The most common and traditionally carried out tests for STIs. Including tests such as bacterial cultures, blood tests and urine tests.
To get a clinic-laboratory test you need to visit a clinic. A sample is taken and sent to a laboratory for testing. Results can not be received same day and can take up to 90 days.
These tests are the gold standard for reliability, but they are time consuming, inconvenient and present issues of sex related stigma.
Tests which can be picked up at a store and performed anywhere
These tests were developed as a response to the slow turnaround of clinic-laboratory tests. By providing a sample of urine or blood to a device or testing paper, you can typically receive results within half an hour to an hour.
Most existing rapid test kits only test for one type of infection. This leaves people untested for many common infections and gives a sense of false confidence.
Rapid tests show great promise as an STI testing method that provides convenience and simplicity to the field, however they are regularly found to provide unreliable results.
CLINIC-LABORATORY TESTS ARE RELIABLE BUT SLOW

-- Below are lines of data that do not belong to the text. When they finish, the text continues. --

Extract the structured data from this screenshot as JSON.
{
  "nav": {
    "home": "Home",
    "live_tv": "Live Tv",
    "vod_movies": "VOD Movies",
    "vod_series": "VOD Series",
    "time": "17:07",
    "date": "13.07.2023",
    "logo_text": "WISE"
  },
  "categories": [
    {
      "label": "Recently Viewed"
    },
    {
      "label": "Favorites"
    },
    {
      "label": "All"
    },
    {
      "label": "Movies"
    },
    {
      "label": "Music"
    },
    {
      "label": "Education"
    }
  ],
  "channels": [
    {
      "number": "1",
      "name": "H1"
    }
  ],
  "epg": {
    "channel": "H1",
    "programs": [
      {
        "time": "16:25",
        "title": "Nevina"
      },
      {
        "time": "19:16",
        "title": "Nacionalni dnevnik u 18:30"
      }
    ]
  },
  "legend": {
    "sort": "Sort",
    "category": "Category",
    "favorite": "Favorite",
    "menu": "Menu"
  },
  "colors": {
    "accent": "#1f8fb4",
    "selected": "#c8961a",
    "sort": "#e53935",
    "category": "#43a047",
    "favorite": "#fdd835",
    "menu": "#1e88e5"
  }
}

RAPID TESTS ARE FAST BUT UNRELIABLE
Welcome to Strawberry
welcome to better testing
Healthcare made for your world.
Reliable testing for three common STIs.
Accurate results within in the hour.
Your companion in health.
Get detailed information about your results.
Record and monitor your health over time.
Find the right Doctor for you.
Steps to better health.
Step 1. Remove tamper evident seal to ensure sterility
Step 2. Collect sample by swabbing gentiles with all three swabs
Step 3. Pierce the foil on each tube and insert the swab all the way into the tube. One swab for each tube, one tube for each test type.
Step 4. Close the lid firmly to allow the corks in the lid to seal the tests
Step 5. Gently rock the device for 15 seconds to mix the sample and reagents
Step 6. Let sit for one hour
Step 7. Observe viewing window on the bottom of the device, and compare the colour with the swatch from instructions or the companion app.
Step 8. Go get some tiger ; )
Viruses and Genetics
The science of miniaturising laboratory-standard STI testing
Step 1 - Select Bacteriophage
The correct phage must be selected that will target the appropriate infection type.
Step 2 - Isolate capsid gene
Involves isolating the bacteriophage capsid gene, this gene codes for the head or capsid of the bacteriophage
Step 3 - Insert GFP into gene
The fluorescent protein is inserted at the end of the capsid sequence, creating a modified phage or phagosensor.
Step 1 - Inject DNA
The modified bacteriophage inject their DNA into the bacterial cell and hijack the cellular machinery.
Step 2 - Replicates in host
Bacteriophage replicate within the cell resulting in the expression of the fluorescent reporter gene.
Step 3 - Cell lyses
Once enough progeny have been created, the cell lyses and the bacteriophage is released. Creating a coloured fluorescence that is viable to the naked eye.